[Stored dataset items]
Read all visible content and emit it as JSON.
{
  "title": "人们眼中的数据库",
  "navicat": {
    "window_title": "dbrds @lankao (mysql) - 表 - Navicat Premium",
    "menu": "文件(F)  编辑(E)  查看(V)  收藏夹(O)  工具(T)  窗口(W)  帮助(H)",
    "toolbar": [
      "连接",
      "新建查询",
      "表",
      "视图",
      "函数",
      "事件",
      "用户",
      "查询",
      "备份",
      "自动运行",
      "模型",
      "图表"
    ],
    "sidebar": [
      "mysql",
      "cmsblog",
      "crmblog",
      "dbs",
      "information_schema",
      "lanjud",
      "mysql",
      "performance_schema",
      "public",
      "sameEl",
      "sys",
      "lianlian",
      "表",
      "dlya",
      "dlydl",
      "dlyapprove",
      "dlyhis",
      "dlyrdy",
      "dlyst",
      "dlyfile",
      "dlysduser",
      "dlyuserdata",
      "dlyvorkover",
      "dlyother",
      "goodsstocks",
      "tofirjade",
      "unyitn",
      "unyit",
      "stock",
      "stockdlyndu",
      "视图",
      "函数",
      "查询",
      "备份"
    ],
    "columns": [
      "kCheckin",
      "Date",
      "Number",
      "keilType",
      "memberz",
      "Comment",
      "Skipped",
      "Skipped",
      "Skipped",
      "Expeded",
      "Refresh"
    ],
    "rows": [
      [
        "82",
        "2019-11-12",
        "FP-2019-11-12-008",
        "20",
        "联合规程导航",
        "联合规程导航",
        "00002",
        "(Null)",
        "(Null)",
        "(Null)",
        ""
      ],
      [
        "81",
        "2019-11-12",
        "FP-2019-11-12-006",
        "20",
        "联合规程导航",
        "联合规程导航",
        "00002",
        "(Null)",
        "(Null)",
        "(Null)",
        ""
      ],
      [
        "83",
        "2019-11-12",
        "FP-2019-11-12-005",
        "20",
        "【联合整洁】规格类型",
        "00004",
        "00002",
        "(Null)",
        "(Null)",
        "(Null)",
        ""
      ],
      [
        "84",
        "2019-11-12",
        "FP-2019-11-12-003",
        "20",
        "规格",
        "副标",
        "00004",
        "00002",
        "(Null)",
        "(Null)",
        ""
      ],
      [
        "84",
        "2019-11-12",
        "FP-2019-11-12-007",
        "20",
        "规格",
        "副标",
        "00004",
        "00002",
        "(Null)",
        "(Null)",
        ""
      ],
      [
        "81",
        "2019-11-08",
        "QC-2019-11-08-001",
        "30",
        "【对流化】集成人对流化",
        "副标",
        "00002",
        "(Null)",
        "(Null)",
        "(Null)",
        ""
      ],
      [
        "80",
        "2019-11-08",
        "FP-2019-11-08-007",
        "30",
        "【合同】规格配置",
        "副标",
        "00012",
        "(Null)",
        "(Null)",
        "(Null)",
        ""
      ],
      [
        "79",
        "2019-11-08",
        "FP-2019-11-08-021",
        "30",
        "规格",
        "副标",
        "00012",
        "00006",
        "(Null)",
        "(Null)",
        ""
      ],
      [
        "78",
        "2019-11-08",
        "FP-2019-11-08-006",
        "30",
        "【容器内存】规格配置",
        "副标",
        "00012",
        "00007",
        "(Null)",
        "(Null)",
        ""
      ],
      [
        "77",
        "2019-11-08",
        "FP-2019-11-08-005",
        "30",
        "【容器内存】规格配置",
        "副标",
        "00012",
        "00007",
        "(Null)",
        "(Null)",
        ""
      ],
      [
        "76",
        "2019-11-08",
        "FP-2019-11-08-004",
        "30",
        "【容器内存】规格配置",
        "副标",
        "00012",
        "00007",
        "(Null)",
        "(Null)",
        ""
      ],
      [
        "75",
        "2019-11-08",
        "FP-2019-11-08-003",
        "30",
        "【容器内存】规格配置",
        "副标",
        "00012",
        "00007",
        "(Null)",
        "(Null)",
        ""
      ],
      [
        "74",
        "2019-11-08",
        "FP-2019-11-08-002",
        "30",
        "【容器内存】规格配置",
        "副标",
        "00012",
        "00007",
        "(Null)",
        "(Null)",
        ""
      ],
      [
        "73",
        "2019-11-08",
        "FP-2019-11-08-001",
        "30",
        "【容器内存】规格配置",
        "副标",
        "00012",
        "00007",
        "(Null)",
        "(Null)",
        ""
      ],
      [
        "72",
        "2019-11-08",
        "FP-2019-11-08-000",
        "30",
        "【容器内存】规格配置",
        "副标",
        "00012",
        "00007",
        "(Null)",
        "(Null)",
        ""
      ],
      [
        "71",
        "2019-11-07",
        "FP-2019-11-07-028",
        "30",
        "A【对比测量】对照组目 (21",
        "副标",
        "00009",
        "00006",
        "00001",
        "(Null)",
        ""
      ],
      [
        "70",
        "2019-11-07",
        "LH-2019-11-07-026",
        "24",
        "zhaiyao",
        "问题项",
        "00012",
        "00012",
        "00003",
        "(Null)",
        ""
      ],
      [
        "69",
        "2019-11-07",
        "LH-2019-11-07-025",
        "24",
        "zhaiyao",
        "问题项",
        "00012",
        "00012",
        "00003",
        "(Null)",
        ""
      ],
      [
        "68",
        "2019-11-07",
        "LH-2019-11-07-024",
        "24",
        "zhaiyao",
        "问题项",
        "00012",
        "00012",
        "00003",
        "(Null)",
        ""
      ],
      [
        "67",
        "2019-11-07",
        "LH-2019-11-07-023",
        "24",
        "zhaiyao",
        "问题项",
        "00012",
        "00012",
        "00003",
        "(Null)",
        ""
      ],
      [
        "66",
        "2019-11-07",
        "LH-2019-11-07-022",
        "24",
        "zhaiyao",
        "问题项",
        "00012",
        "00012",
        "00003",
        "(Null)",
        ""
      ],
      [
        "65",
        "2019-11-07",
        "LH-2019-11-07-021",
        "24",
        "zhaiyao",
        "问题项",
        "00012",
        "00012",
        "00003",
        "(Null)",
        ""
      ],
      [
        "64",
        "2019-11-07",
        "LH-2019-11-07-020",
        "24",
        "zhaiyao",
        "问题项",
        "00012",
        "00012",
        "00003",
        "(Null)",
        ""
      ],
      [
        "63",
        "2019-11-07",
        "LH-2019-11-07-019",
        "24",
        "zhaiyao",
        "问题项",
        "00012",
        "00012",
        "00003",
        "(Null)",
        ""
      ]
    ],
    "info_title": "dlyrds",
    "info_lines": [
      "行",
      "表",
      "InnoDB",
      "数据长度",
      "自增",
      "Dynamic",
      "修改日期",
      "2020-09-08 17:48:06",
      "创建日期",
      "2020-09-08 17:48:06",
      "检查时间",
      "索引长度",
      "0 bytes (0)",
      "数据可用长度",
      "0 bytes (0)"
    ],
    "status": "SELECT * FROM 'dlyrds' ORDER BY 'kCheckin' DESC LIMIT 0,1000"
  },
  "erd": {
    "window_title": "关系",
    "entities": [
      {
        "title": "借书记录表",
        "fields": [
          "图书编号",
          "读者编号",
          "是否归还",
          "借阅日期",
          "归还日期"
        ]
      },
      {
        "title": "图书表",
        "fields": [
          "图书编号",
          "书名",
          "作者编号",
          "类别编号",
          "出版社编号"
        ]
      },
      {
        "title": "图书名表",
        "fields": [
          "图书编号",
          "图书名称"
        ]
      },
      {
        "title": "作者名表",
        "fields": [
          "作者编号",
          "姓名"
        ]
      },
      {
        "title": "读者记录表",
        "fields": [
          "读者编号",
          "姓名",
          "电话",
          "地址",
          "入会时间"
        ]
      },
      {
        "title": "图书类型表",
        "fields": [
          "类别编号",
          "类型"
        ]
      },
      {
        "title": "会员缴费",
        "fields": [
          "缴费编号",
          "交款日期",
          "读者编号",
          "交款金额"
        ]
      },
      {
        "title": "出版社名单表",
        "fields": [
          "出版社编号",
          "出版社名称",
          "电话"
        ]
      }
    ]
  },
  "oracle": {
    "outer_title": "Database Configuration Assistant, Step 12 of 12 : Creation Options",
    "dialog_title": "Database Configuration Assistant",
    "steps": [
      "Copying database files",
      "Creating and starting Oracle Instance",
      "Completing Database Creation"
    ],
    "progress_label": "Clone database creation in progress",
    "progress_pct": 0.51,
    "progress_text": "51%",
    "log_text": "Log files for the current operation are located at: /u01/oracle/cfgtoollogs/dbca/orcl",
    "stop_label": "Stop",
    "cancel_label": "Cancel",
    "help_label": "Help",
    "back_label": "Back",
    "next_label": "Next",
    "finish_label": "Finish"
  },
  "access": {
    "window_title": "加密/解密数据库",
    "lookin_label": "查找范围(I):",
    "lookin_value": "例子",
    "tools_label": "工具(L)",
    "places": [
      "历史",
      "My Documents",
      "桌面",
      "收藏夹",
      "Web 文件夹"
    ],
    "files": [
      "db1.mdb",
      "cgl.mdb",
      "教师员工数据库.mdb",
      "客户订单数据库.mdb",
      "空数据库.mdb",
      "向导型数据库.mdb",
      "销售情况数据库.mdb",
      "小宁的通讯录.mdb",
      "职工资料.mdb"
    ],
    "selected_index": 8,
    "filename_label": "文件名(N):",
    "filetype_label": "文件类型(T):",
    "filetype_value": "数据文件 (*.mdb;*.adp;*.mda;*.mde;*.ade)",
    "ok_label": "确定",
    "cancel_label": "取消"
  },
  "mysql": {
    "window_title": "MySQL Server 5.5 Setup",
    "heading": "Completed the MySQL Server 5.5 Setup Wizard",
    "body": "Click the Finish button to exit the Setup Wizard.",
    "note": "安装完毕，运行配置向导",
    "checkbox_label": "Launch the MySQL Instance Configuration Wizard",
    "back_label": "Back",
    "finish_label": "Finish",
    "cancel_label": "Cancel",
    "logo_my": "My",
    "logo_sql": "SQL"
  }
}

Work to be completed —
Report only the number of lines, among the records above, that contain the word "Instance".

Response area —
2